A lunchtime seminar at the Open University by Dr Theodora Jim from the University of Nottingham, Thursday 21st November 2019.
The talk will begin at 1pm, and a vegetarian & vegan buffet lunch will be available from 12.30pm. If you have any special dietary or other requirements, or any questions about the event, please email the organiser Jessica Hughes (email@example.com).
The seminar will take place on The Open University campus at Walton Hall, in Christodoulou Meeting Room 15. This room is behind the Hub restaurant/café (signs will be posted on the day).
This is a free event but spaces are limited, so please follow the link below to book your place via EventBrite.

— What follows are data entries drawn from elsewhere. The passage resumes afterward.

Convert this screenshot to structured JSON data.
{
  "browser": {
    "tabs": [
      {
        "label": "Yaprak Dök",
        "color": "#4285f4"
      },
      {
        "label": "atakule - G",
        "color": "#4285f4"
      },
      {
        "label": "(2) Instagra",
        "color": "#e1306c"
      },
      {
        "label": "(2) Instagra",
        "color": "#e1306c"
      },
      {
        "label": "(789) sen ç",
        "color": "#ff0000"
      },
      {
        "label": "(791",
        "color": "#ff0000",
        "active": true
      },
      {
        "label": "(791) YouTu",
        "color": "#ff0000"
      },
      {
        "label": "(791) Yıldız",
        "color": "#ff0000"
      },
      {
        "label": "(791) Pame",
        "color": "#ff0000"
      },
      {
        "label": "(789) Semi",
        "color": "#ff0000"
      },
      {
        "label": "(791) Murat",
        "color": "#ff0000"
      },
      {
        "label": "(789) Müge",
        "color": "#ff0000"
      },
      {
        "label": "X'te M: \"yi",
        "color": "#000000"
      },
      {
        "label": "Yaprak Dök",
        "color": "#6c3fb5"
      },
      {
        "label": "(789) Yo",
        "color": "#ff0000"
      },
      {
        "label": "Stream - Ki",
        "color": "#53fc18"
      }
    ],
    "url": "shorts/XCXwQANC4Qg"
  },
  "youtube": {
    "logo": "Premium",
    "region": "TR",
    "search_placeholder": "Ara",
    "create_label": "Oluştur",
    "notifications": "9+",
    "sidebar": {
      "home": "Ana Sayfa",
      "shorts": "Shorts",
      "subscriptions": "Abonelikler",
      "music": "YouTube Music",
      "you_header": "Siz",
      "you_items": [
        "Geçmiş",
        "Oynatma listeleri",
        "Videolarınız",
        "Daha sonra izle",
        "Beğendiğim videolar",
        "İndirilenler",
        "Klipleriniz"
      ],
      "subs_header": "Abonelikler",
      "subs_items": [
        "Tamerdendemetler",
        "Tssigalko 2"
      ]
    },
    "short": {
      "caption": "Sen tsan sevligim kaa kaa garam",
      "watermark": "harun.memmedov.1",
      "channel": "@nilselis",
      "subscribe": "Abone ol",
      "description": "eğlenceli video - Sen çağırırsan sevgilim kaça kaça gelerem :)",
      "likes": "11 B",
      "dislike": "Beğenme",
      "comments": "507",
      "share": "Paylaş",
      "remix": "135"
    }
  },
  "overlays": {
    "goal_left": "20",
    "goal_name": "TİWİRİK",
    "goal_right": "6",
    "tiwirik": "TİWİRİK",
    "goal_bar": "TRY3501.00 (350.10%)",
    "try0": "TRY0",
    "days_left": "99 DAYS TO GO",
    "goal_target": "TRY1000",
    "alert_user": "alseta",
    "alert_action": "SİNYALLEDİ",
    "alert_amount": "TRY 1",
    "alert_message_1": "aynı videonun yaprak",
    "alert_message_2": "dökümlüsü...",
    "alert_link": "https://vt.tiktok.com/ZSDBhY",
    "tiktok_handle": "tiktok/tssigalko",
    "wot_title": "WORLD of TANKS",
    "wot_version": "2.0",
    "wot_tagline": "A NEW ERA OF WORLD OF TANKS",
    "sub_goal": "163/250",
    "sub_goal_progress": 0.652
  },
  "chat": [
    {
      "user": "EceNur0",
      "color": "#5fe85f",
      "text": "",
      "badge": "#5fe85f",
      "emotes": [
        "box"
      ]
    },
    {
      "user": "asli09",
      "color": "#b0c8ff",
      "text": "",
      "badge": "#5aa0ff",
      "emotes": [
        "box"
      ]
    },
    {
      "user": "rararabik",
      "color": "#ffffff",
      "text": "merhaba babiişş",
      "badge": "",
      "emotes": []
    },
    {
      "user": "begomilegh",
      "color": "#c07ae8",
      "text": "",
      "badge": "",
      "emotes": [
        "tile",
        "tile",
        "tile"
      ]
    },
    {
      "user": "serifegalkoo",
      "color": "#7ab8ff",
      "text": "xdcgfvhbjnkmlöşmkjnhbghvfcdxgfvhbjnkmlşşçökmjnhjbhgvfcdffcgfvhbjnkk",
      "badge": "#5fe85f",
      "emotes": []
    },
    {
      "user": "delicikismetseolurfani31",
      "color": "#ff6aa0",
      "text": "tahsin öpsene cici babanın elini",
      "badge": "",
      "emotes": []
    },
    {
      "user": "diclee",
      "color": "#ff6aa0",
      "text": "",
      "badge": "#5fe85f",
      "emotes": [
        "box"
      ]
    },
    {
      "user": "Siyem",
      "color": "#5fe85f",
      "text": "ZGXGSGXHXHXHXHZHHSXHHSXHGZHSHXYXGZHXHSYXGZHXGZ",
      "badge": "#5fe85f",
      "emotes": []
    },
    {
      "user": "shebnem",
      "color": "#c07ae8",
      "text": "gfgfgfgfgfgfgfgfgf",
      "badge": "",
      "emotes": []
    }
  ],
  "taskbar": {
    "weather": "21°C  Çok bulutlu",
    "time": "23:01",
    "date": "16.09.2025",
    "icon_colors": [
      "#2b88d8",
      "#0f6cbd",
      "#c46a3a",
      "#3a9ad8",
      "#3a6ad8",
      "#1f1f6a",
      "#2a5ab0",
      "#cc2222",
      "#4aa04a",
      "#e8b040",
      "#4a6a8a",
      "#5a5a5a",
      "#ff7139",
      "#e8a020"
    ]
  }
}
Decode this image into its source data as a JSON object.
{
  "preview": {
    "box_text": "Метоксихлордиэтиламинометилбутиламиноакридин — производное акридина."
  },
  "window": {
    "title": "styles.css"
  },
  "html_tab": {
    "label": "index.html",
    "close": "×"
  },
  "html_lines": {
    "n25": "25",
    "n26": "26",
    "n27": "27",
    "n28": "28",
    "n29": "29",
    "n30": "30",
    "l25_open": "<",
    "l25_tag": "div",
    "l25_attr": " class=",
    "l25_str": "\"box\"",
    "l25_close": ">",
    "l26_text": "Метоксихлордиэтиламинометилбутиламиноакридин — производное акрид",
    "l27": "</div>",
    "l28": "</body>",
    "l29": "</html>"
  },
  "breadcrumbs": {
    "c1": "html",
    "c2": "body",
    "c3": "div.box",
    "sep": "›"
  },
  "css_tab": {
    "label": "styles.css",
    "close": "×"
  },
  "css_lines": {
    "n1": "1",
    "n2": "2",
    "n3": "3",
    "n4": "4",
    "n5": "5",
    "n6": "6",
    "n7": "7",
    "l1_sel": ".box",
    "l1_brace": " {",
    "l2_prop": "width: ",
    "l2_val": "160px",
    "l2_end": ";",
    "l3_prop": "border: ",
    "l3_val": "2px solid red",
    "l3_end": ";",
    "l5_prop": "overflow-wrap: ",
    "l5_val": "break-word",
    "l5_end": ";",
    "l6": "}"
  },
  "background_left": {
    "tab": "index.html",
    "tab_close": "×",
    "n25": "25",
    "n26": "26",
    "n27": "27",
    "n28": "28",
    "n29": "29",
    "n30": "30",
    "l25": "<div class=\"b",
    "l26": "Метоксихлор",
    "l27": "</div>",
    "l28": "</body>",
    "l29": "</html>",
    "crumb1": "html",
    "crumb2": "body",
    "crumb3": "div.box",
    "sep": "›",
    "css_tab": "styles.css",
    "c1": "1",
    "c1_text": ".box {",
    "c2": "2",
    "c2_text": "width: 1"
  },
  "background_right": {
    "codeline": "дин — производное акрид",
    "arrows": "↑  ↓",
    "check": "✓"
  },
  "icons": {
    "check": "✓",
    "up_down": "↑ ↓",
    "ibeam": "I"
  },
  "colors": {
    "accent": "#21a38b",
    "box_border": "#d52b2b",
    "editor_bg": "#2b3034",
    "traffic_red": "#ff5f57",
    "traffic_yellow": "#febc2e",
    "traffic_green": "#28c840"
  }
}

Abstract: “All over the Greek world, there were hundreds of cults of gods bearing the epithet Soter (‘saviour’) and Soteira (‘saviouress’). Approached with innumerable prayers, sacrifices and dedications, these ‘saviour’ gods had the power to grant or withdraw an important blessing ― soteria (‘deliverance’, ‘safety’, ‘preservation’), which is arguably one of the most importance favours in the exchange of charis between men and gods. This seminar looks at how the Greeks negotiated soteria from the gods by means of ‘votive’ offerings, the hopes and beliefs they expressed, and the lived religious experience of the Greeks as embodied by these offerings.
What did it mean to the ancient Greeks to be ‘saved’, and how did they experience it? Sought in circumstances ranging from warfare to seafaring, childbirth, healing, farming, earthquakes and so on, soteria in Greek antiquity was about the safety and well-being of communities as much as that of their individual members. Contrary to what we may expect from the Christian eschatological sense of ‘salvation’, it is striking that Greek soteria and saviours gods were almost always concerned with deliverance and well-being in this world rather than the next. Combining close analysis of epigraphic and archaeological evidence, we shall explore the multivalent power of these ‘saviour’ gods and the different values attached to soteria. The evidence challenges us to rethink what we think we know about this Greek concept, and to recognize the importance of ‘salvation’ in this life as much as that in the next.”